A reclining Buddha is a rarely found statuary pattern and represents the Buddha during his last illness, about to enter parinirvana – nirvana after death. In this iconic pose he is always depicted lying on his right side, head resting on a cushion or right elbow and his hand supporting his head.
One usually finds these icons in temples but I happened upon this massive sculpture while hiking Mount Phousi in Luang Prabang, Laos. The statue is so long from head to foot that I had to split it into 2 images and, as you can see below, I’m not very good at lining things up!
Prior to this hike I’d injured my knee and considered staying at the hotel but Laos is a land of enchantment and reluctant to miss anything in this stunningly beautiful country, I decided to take it slow and travel light. Leaving my Canon 5D Mark ll behind, I took only my cell phone.
Though not exceptionally lengthy, the steep path is interspersed with 328 steps with every turn along the winding route offering a more stunning scene than what preceded it.
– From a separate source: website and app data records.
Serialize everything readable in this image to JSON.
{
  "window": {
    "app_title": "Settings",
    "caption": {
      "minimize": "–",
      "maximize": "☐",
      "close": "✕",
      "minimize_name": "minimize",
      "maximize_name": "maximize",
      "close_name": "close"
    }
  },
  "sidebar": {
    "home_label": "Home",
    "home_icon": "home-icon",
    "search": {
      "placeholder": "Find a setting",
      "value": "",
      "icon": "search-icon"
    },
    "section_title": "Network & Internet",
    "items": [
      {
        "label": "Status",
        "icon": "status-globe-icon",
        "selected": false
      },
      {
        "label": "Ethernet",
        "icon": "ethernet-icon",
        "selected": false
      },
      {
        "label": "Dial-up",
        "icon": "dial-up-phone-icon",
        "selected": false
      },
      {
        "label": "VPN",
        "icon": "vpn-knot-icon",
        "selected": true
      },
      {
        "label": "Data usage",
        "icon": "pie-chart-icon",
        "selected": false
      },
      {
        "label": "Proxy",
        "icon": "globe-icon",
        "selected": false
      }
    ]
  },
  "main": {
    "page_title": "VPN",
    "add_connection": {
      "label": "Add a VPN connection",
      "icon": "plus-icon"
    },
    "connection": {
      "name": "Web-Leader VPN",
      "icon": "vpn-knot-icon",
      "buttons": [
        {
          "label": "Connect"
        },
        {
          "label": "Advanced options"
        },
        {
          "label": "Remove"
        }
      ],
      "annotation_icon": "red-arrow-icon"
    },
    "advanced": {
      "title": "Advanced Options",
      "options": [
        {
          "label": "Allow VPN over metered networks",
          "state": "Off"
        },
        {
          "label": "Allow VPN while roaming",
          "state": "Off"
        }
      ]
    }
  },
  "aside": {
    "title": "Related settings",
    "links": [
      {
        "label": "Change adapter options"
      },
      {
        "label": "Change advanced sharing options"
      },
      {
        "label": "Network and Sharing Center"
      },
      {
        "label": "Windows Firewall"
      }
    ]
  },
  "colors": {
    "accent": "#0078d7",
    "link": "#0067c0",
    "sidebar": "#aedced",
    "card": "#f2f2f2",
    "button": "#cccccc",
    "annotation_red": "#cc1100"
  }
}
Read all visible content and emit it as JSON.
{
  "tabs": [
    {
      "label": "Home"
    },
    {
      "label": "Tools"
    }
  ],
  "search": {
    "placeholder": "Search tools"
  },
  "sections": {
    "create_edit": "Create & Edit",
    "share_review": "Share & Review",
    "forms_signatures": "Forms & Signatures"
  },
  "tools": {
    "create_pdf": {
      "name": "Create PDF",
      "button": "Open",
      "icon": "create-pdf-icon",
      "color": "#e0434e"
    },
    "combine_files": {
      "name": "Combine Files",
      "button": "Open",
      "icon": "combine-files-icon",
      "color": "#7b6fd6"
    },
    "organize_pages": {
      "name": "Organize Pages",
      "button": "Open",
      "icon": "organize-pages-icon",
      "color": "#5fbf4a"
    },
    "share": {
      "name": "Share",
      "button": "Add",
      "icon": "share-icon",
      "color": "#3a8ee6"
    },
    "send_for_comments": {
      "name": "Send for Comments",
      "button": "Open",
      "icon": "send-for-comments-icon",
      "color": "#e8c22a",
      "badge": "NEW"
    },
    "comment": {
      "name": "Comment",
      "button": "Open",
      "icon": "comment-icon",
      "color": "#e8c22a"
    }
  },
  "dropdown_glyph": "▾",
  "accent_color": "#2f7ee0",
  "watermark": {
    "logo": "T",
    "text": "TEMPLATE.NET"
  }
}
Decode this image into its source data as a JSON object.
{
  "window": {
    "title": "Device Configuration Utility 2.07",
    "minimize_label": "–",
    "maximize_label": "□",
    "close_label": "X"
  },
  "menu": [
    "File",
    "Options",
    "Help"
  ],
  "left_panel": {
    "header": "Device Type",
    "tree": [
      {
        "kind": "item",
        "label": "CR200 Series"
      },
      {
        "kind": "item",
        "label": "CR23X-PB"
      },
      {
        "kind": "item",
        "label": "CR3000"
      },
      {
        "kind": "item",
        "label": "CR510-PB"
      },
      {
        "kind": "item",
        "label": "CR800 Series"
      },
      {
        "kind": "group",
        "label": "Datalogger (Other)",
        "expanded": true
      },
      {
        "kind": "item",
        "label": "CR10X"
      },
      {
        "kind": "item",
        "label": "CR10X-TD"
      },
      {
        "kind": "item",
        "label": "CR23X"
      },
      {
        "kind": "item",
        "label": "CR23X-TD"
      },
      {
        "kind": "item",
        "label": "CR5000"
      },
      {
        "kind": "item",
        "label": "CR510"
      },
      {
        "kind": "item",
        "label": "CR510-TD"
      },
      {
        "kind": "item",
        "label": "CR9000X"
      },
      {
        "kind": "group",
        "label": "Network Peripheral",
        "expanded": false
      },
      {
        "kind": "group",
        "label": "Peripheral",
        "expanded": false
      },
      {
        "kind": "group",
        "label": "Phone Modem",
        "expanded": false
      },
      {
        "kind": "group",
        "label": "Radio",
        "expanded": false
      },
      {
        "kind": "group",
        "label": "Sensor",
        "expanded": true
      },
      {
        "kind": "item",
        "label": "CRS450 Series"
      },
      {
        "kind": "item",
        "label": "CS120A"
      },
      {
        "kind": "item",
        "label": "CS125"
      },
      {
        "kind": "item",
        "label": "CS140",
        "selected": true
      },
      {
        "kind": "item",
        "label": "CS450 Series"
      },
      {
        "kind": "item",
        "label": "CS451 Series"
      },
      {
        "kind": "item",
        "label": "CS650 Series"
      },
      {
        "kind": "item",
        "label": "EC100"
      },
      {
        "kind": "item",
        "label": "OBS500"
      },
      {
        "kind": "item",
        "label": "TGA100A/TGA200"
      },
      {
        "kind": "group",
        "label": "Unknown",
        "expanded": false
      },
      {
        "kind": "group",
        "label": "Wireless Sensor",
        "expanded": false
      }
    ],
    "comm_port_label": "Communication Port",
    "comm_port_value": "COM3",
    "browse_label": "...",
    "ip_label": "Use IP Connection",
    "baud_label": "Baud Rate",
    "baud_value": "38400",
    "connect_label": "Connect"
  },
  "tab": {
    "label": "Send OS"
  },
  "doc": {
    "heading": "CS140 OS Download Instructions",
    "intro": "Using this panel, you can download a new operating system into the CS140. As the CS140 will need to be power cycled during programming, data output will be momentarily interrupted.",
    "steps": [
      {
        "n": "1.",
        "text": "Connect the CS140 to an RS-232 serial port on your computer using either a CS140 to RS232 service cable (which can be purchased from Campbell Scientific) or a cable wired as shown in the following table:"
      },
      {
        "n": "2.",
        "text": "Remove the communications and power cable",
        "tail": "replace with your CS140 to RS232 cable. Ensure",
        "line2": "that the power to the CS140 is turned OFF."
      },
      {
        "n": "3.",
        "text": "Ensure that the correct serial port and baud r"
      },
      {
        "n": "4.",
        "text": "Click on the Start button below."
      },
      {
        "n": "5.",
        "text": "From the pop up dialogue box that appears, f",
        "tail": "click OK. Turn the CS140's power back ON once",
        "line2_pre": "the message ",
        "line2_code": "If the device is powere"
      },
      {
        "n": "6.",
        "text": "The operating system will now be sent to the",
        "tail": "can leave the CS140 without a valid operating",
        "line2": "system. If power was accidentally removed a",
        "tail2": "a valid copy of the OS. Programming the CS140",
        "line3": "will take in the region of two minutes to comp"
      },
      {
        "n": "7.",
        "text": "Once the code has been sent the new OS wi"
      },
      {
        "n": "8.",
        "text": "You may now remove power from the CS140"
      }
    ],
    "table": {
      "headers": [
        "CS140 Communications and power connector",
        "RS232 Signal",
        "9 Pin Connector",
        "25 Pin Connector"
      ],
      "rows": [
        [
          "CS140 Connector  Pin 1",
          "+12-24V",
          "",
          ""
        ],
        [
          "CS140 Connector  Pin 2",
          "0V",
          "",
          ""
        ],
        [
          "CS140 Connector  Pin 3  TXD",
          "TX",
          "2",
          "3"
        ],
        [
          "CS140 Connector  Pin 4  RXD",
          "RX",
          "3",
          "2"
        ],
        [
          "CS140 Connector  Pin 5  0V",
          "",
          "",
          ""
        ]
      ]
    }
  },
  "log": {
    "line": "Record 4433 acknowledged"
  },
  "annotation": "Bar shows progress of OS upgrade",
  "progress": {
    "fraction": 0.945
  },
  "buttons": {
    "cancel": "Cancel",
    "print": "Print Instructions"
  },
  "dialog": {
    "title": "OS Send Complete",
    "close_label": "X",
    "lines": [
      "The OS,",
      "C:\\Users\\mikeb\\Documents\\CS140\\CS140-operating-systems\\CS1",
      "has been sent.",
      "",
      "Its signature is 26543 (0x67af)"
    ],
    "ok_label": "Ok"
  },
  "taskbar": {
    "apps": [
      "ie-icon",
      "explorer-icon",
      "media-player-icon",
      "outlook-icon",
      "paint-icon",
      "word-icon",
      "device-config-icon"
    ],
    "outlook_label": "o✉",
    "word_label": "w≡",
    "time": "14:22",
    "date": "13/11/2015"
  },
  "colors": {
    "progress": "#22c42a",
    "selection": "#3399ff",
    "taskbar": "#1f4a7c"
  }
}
Along the way were several temples where I stopped to offer a prayer, rest and inhale the delicate sent of incense permeating the evening air. Each place of worship along the route offered a much needed rest for my knee and was so enticing that it spurred me on to see what was around the next bend.
Continuing up hill, I turned at a U-bend in the path and spied a beautiful local woman crouched in front of a low table covered with tiny woven wicker baskets. As I drew nearer, I discovered each basket contained a small, finch sized bird.
In Laos, the bird is an omen of good fortune & freedom and plays a prominent ceremonial role. During the Lao New Year Pii May (pronounced Pii-My) or Kut Songkaan it’s traditional to capture and release birds (and other small animals) to symbolize freedom from the past (if released to the West) and good luck for the future (if released to the East).
For a few Laotian kips ($1.00 = 8,115 kips) two of my traveling companions purchase a basket bird & participate in this venerable custom. Although some tourists complain about the practice, I feel imposing judgement on traditional practices of another culture is small-minded. I travel to experience that which I’m unfamiliar with, to participate in the diversity of other cultures, not to make the world to my liking. As Margaret Mead once wrote: “Anthropology demands the open-mindedness with which one must look and listen, record in astonishment and wonder that which one would not have been able to guess”
In due time I reach the highest temple and, in the fading dusk, light one last stick of incense, offer one final prayer and upon shifting my view find myself breathless as I witness the perfect beauty of earth turning toward sleep. And, just for a moment, I forget my pain and bask in this graceful, exquisite moment.
Wishing you delightful moments as you travel the globe like an anthropologist!
Google+ by Jo Ann Tomaselli